Even before Ray Dalio doubled down on his warning that the US has become as dangerously fragmented as during the pre-World War II days of 1937, prompting him to “tactically reduce” risk, some of the biggest names on Wall Street were selling.
Two weeks ago, T. Rowe Price made waves when it said that it had cut the stock portion of its asset allocation portfolios to the lowest level since 2000. The Baltimore-based money manager said it also reduced its holdings of high-yield bondsand emerging market bonds for the same reason. Roughly at the same time, in its mid-year review, Pimco said that “with the macroeconomic backdrop evolving in the face of potentially negative pivot points and considering asset prices generally are fully valued, we are modestly risk-off in our overall positioning” adding that ‘we recognize events could still surprise to the upside, but starting valuations leave little room for error.’

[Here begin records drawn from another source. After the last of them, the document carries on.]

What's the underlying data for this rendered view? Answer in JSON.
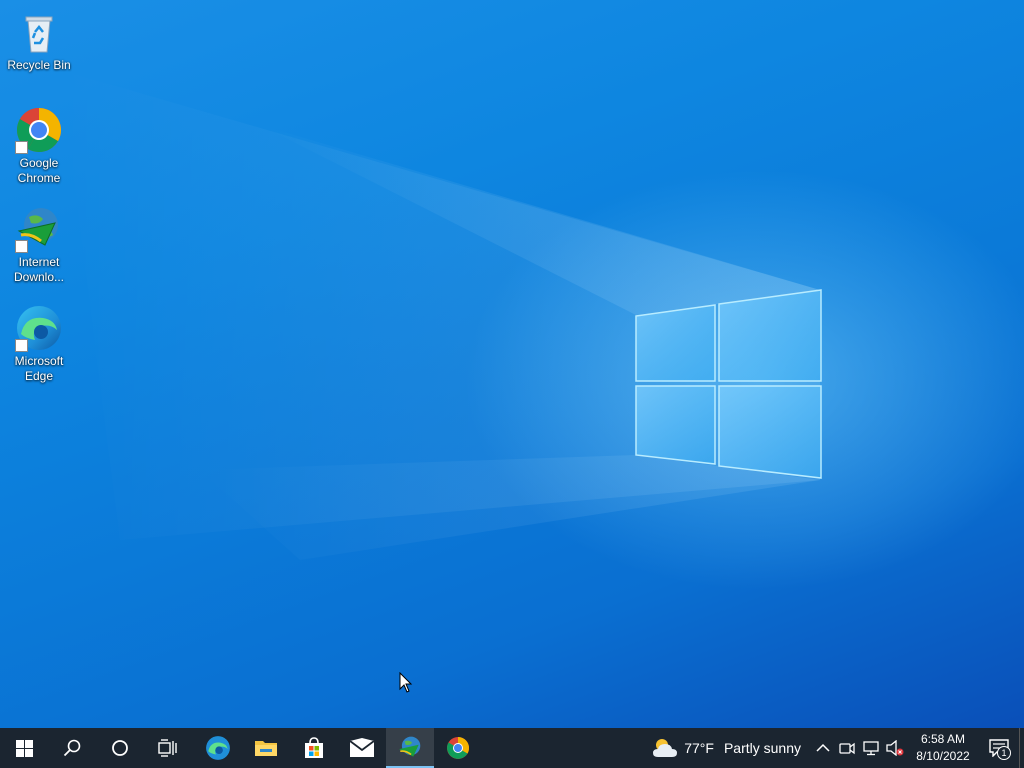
{
  "desktop": {
    "icons": [
      {
        "label": "Recycle Bin",
        "icon": "recycle-bin-icon"
      },
      {
        "label": "Google\nChrome",
        "icon": "chrome-icon"
      },
      {
        "label": "Internet\nDownlo...",
        "icon": "internet-download-manager-icon"
      },
      {
        "label": "Microsoft\nEdge",
        "icon": "edge-icon"
      }
    ]
  },
  "taskbar": {
    "buttons": [
      {
        "name": "start-button",
        "icon": "windows-logo-icon"
      },
      {
        "name": "search-button",
        "icon": "search-icon"
      },
      {
        "name": "cortana-button",
        "icon": "cortana-icon"
      },
      {
        "name": "task-view-button",
        "icon": "task-view-icon"
      },
      {
        "name": "taskbar-edge",
        "icon": "edge-icon"
      },
      {
        "name": "taskbar-file-explorer",
        "icon": "folder-icon"
      },
      {
        "name": "taskbar-store",
        "icon": "store-icon"
      },
      {
        "name": "taskbar-mail",
        "icon": "mail-icon"
      },
      {
        "name": "taskbar-idm",
        "icon": "internet-download-manager-icon",
        "active": true
      },
      {
        "name": "taskbar-chrome",
        "icon": "chrome-icon"
      }
    ],
    "weather": {
      "temp": "77°F",
      "condition": "Partly sunny",
      "icon": "partly-sunny-icon"
    },
    "tray_icons": [
      "chevron-up-icon",
      "meet-now-icon",
      "network-icon",
      "volume-muted-icon"
    ],
    "clock": {
      "time": "6:58 AM",
      "date": "8/10/2022"
    },
    "notifications": {
      "count": "1",
      "icon": "action-center-icon"
    }
  },
  "colors": {
    "wallpaper_accent": "#0a78d4",
    "taskbar_bg": "#1b2530",
    "active_indicator": "#7cc3f4"
  }
}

This followed a similar preannouncement by DoubleLine’s Jeff Gundlach who not only said that he is reducing his positions in junk bonds, EM debt and other lower-quality investments, but predicted – correctly – the volatility spike in the first week of August.
Then it was Guggenheim’s turn to make a similar warning: in its Q3 Fixed Income Outlook, the asset manager said that “the downside risk of a near-term market correction grows the longer volatility
remains depressed. Asset prices are at record highs while volatility has rarely been lower. Our Global CIO and Macroeconomic and Investment Research team believe these indicators point to a dangerous level of complacency in the market, which has shrugged off the Fed’s guidance that economic conditions support monetary tightening… given where asset prices are, they would have a long way to fall.”
This post was published at Zero Hedge on Aug 22, 2017.